In the rabbinic world, there are things known as “rabbinic perks.”
While they might be few and far between, they come in handy every once in a while, especially when fighting a traffic ticket.
In the story of the Exodus, at the end of Parshat Vayigash, the Torah tells us that Pharaoh provided all clergy, Jewish and non-Jewish alike, with a “perk.” While he taxed everyone under his auspices, the clergy, including the entire tribe of Levi, were given a special parsonage exemption, including an eventual immunity from enslavement.
Rabbi Yonatan Eibshitz (18th century Prague) asks an obvious question. Why would Pharaoh, one of the paradigms of anti-Semitism, grant freedom to the tribe of Levi? If Pharaoh’s goal was to break the spirit of, and eventually eradicate, the Jewish people, why would he give this discharge to the Jewish clergy and specifically the tribe of Levi?
Rabbi Eibshitz explains that Pharaoh had an excellent political strategy.
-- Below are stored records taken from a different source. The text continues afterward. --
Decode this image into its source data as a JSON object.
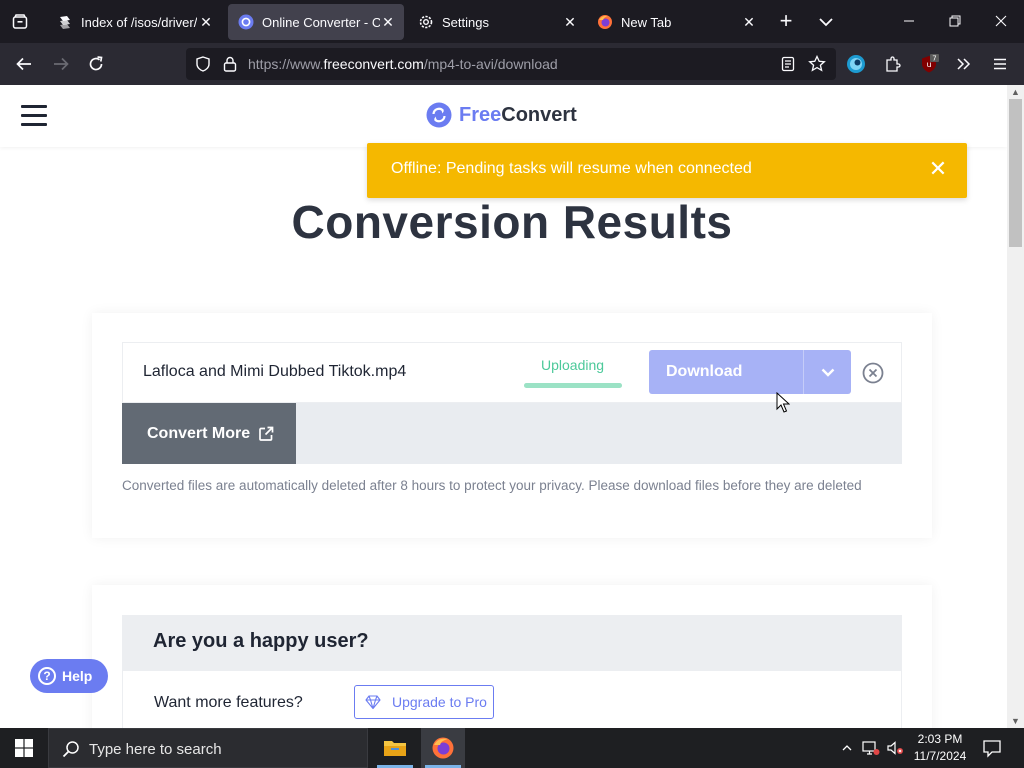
{
  "browser": {
    "tabs": [
      {
        "title": "Index of /isos/driver/",
        "active": false,
        "icon": "folder-stack-icon"
      },
      {
        "title": "Online Converter - Con",
        "active": true,
        "icon": "freeconvert-icon"
      },
      {
        "title": "Settings",
        "active": false,
        "icon": "gear-icon"
      },
      {
        "title": "New Tab",
        "active": false,
        "icon": "firefox-icon"
      }
    ],
    "url": {
      "prefix": "https://www.",
      "domain": "freeconvert.com",
      "path": "/mp4-to-avi/download"
    },
    "extension_badge": "7"
  },
  "site": {
    "logo": {
      "part1": "Free",
      "part2": "Convert"
    },
    "toast": {
      "text": "Offline: Pending tasks will resume when connected"
    },
    "title": "Conversion Results",
    "file": {
      "name": "Lafloca and Mimi Dubbed Tiktok.mp4",
      "status": "Uploading",
      "progress": 1.0,
      "download_label": "Download"
    },
    "convert_more_label": "Convert More",
    "privacy_note": "Converted files are automatically deleted after 8 hours to protect your privacy. Please download files before they are deleted",
    "happy": {
      "heading": "Are you a happy user?",
      "features_label": "Want more features?",
      "upgrade_label": "Upgrade to Pro"
    },
    "help_label": "Help"
  },
  "taskbar": {
    "search_placeholder": "Type here to search",
    "time": "2:03 PM",
    "date": "11/7/2024"
  },
  "colors": {
    "accent": "#6b7cf1",
    "toast": "#f5b800",
    "status_green": "#4cc99a"
  }
}
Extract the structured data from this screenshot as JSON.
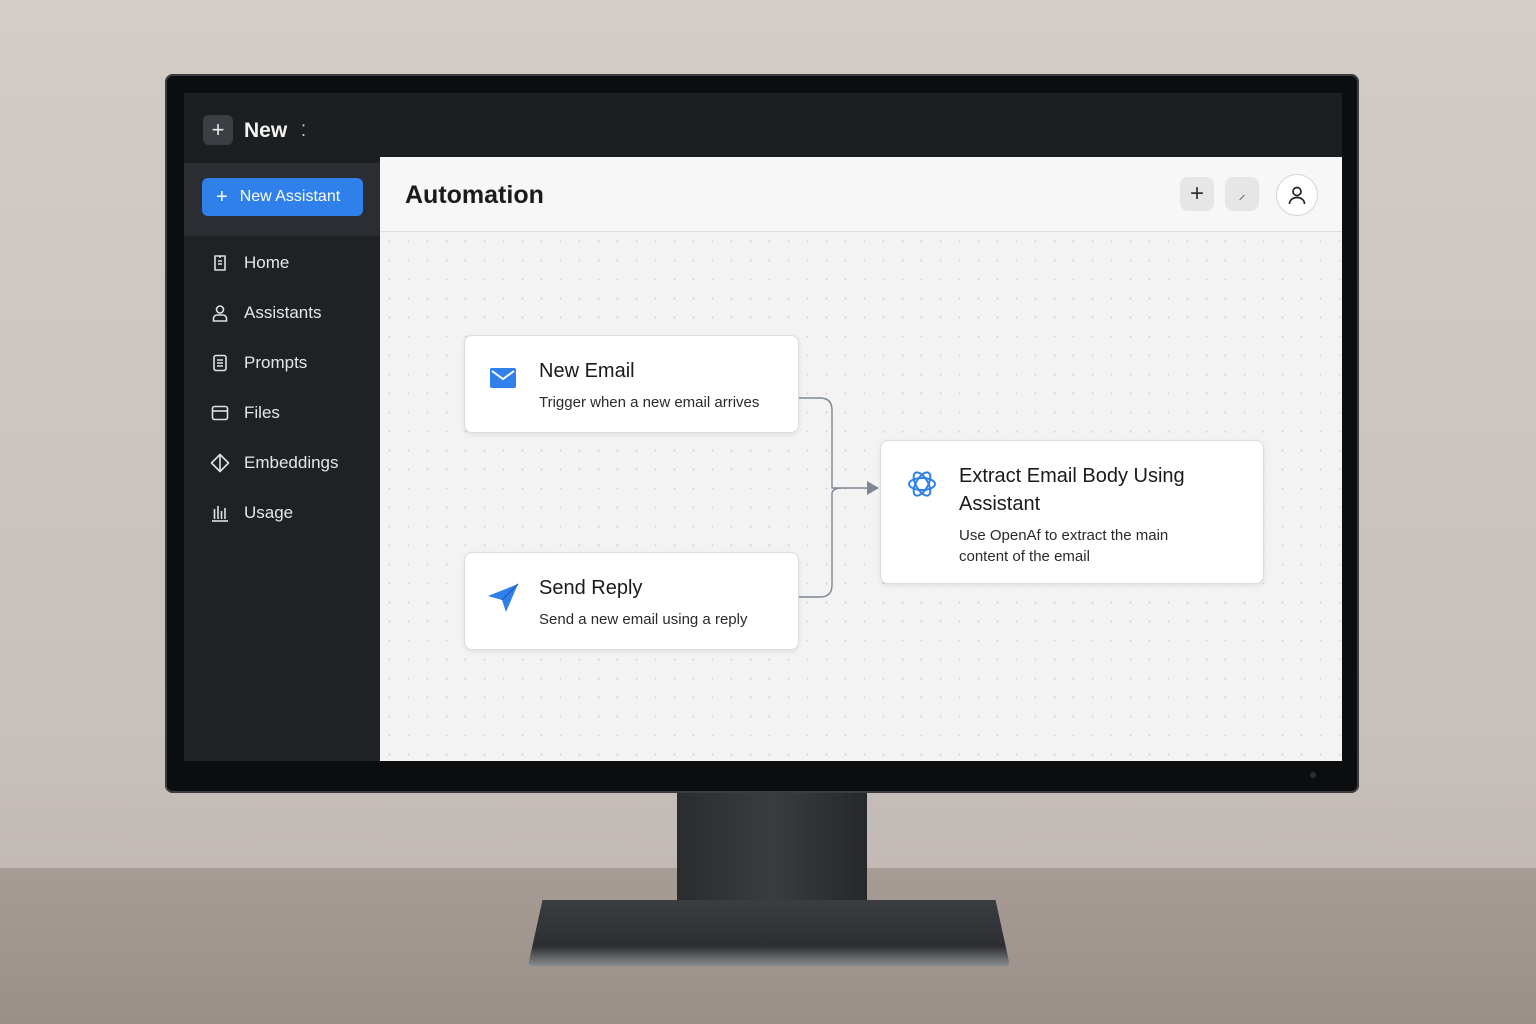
{
  "app": {
    "topbar_title": "New",
    "new_button_label": "New Assistant"
  },
  "sidebar": {
    "items": [
      {
        "label": "Home",
        "icon": "home-icon"
      },
      {
        "label": "Assistants",
        "icon": "user-icon"
      },
      {
        "label": "Prompts",
        "icon": "document-icon"
      },
      {
        "label": "Files",
        "icon": "folder-icon"
      },
      {
        "label": "Embeddings",
        "icon": "diamond-icon"
      },
      {
        "label": "Usage",
        "icon": "bar-chart-icon"
      }
    ]
  },
  "header": {
    "title": "Automation"
  },
  "workflow": {
    "nodes": [
      {
        "id": "new-email",
        "title": "New Email",
        "description": "Trigger when a new email arrives",
        "icon": "mail-icon"
      },
      {
        "id": "send-reply",
        "title": "Send Reply",
        "description": "Send a new email using a reply",
        "icon": "send-icon"
      },
      {
        "id": "extract",
        "title_line1": "Extract Email Body Using",
        "title_line2": "Assistant",
        "description_line1": "Use OpenAf to extract the main",
        "description_line2": "content of the email",
        "icon": "openai-icon"
      }
    ]
  },
  "colors": {
    "accent": "#2f80ea",
    "sidebar_bg": "#1f2225",
    "canvas_bg": "#f3f3f3"
  }
}
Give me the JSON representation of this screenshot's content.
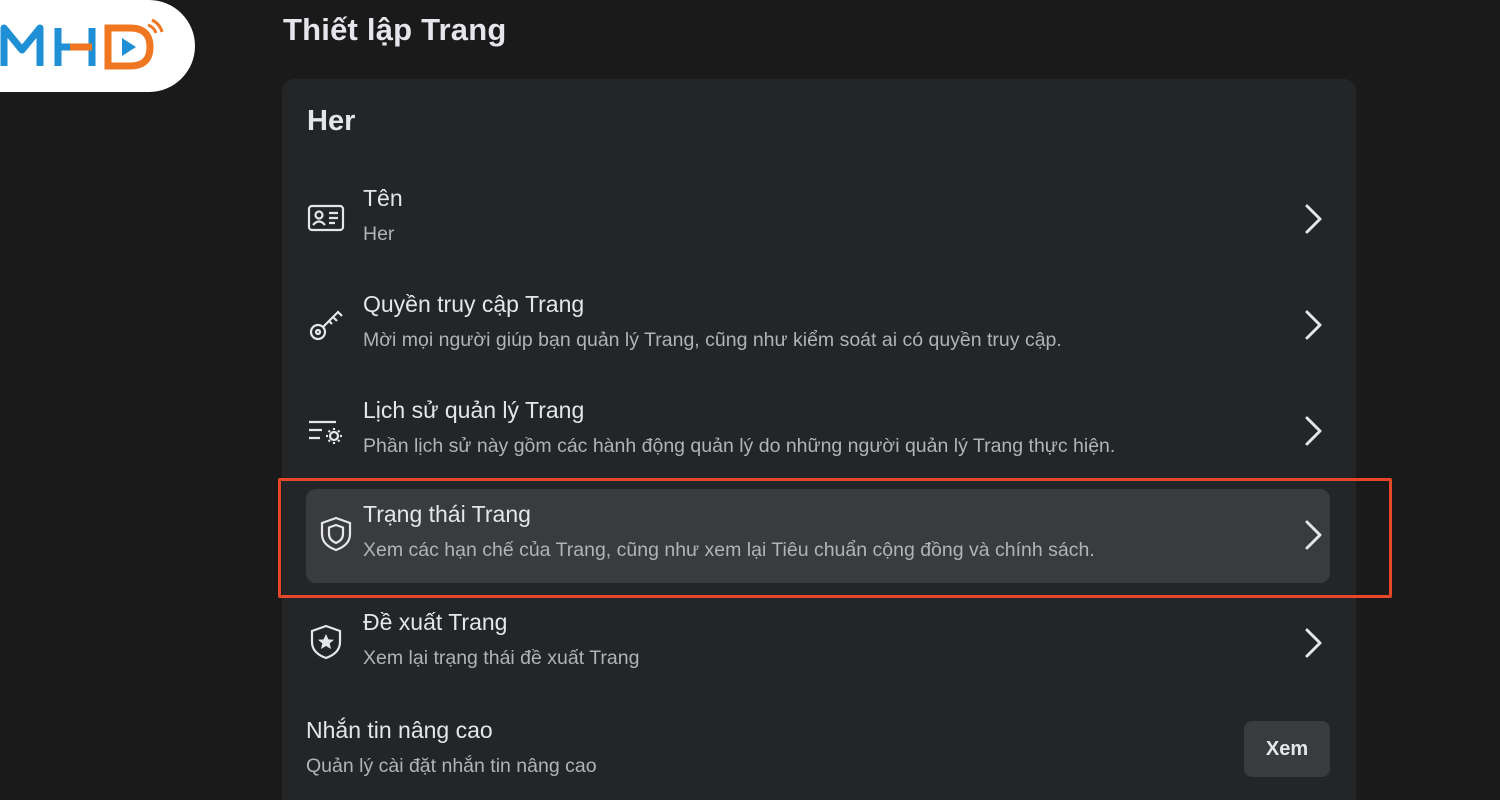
{
  "logo": {
    "text": "MHD",
    "accent": "#1f8fd6",
    "brand": "#f07722"
  },
  "page": {
    "title": "Thiết lập Trang"
  },
  "card": {
    "title": "Her",
    "items": [
      {
        "icon": "id-card-icon",
        "title": "Tên",
        "desc": "Her"
      },
      {
        "icon": "key-icon",
        "title": "Quyền truy cập Trang",
        "desc": "Mời mọi người giúp bạn quản lý Trang, cũng như kiểm soát ai có quyền truy cập."
      },
      {
        "icon": "history-settings-icon",
        "title": "Lịch sử quản lý Trang",
        "desc": "Phần lịch sử này gồm các hành động quản lý do những người quản lý Trang thực hiện."
      },
      {
        "icon": "shield-icon",
        "title": "Trạng thái Trang",
        "desc": "Xem các hạn chế của Trang, cũng như xem lại Tiêu chuẩn cộng đồng và chính sách."
      },
      {
        "icon": "shield-star-icon",
        "title": "Đề xuất Trang",
        "desc": "Xem lại trạng thái đề xuất Trang"
      }
    ],
    "advanced": {
      "title": "Nhắn tin nâng cao",
      "desc": "Quản lý cài đặt nhắn tin nâng cao",
      "button": "Xem"
    }
  },
  "colors": {
    "highlight": "#e8462a",
    "background": "#1a1a1a",
    "card": "#242526"
  }
}
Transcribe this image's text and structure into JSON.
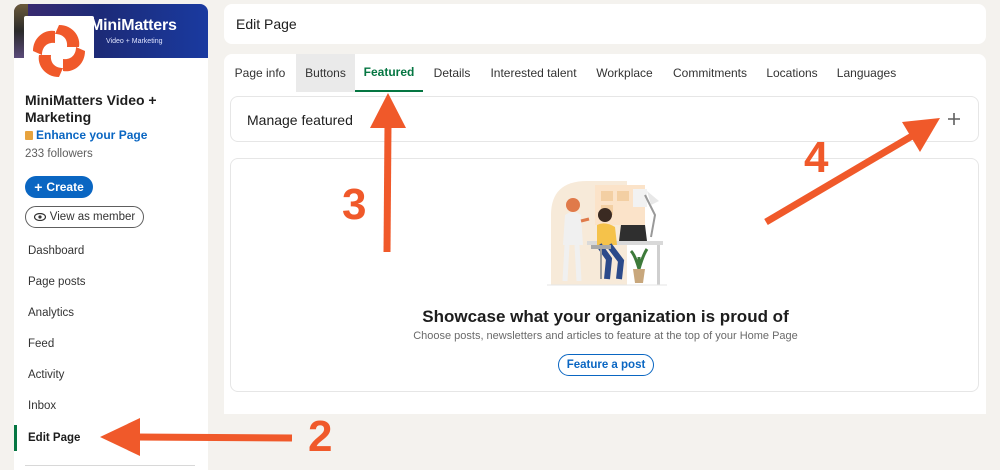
{
  "sidebar": {
    "brand": "MiniMatters",
    "brand_sub": "Video + Marketing",
    "org_name": "MiniMatters Video + Marketing",
    "enhance_label": "Enhance your Page",
    "followers": "233 followers",
    "create_label": "Create",
    "view_member_label": "View as member",
    "nav": [
      {
        "label": "Dashboard"
      },
      {
        "label": "Page posts"
      },
      {
        "label": "Analytics"
      },
      {
        "label": "Feed"
      },
      {
        "label": "Activity"
      },
      {
        "label": "Inbox"
      },
      {
        "label": "Edit Page",
        "active": true
      }
    ]
  },
  "header": {
    "title": "Edit Page"
  },
  "tabs": [
    {
      "label": "Page info"
    },
    {
      "label": "Buttons"
    },
    {
      "label": "Featured",
      "active": true
    },
    {
      "label": "Details"
    },
    {
      "label": "Interested talent"
    },
    {
      "label": "Workplace"
    },
    {
      "label": "Commitments"
    },
    {
      "label": "Locations"
    },
    {
      "label": "Languages"
    }
  ],
  "manage": {
    "title": "Manage featured",
    "add_icon": "plus-icon"
  },
  "showcase": {
    "title": "Showcase what your organization is proud of",
    "subtitle": "Choose posts, newsletters and articles to feature at the top of your Home Page",
    "button_label": "Feature a post"
  },
  "annotations": [
    "2",
    "3",
    "4"
  ],
  "colors": {
    "accent_green": "#057642",
    "link_blue": "#0a66c2",
    "annotation_orange": "#f0592a",
    "background": "#f4f2ee"
  }
}
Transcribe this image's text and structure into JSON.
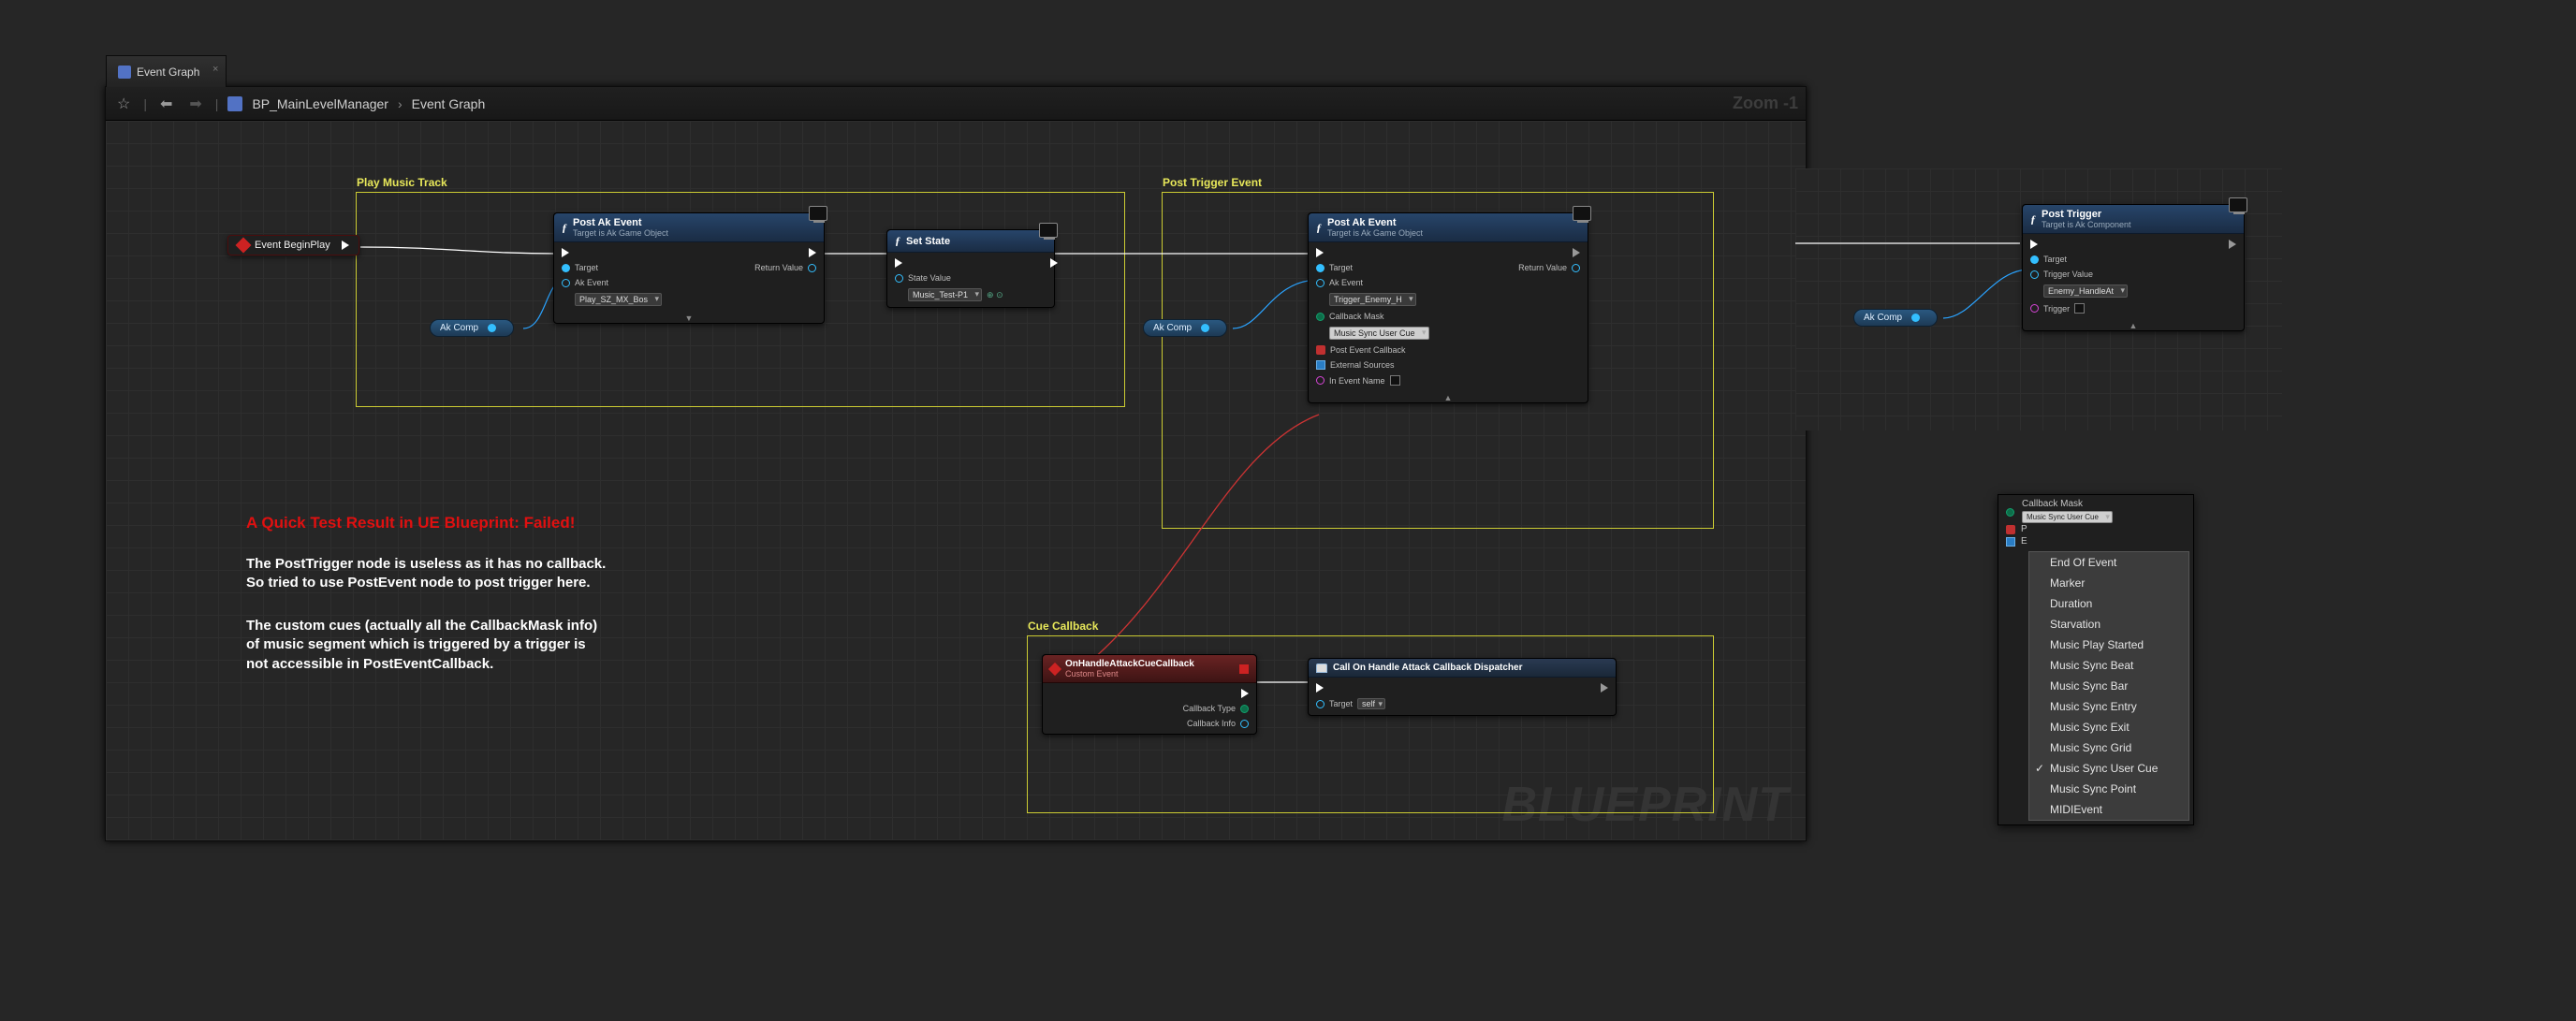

The Talmud tells us that Pharaoh’s magicians and fortune tellers told him many details about the future saviour of the Jewish people. Included in these details was that this saviour would come from the tribe of Levi.
Pharaoh the sociologist made a brilliant calculation. He figured that if this potential saviour did not endure the same suffering and torture as his enslaved brethren, it would be impossible for him to muster the motivation and inspiration needed to start a rebellion. Pharaoh assumed that if he shielded this “saviour” from being enslaved, the potential rebellion had no chance for success.
Without “feeling the pain” and plight of the people, without ever having experienced the agony, suffering, and humiliation that the Jewish people were subjected to, this potential dissident would never rise to power. So Pharaoh excused the tribe of Levi from being enslaved in order to squelch the drive of this “saviour.”
Pharaoh, however, was wrong. He failed to understand the makeup and sensitivity of a Jewish person. What Moshe, the greatest leader in our history, teaches us is that a Jewish person can reside in an affluent community on the other side of the world, and despite this still find the compassion and sensitivity for his “acheynu kol Beit Yisrael” on the other side of the globe. In spite of the opulence of Moshe’s upbringing – the fact Moshe grew up in the luxury of the king’s palace and did not endure the pains of slavery like his brothers – nonetheless he still heard their cries, and he still felt their pain. “Vayigdal Moshe vayetze el-echav vayar besivlotam” – the verse tells us that Moshe grew up (matured), then went out to his brothers and saw their suffering.
It’s a phenomenon that can’t be rationally explained, but the Jew always feels the plight of the impoverished. This is the concept of “kol Yisrael areyvin zeh l’zeh.” Each Jew is responsible for each other. If there is an issue that is affecting the Jewish people, or non-Jews alike, nothing in the world can impede our hearts from going out to them, and our hands from reaching out to them.
As we celebrate the holiday of Passover and the Festival of Freedom, we naturally remember those who are still fighting for their own exodus, whether it be on a national or personal level. When a cry goes out – whether in our neighbourhood, our homeland or anywhere else in the world – our ears are ingrained to hear it and respond eagerly.
With so much indigence and need out there, there is much work to be done. But whenever and wherever there is a shout for help, our people will stand up and shout back, “Hineini!” – “Here I am!”
Rabbi Ira Ebbin is spiritual leader of Montreal’s Beth Zion Congregation.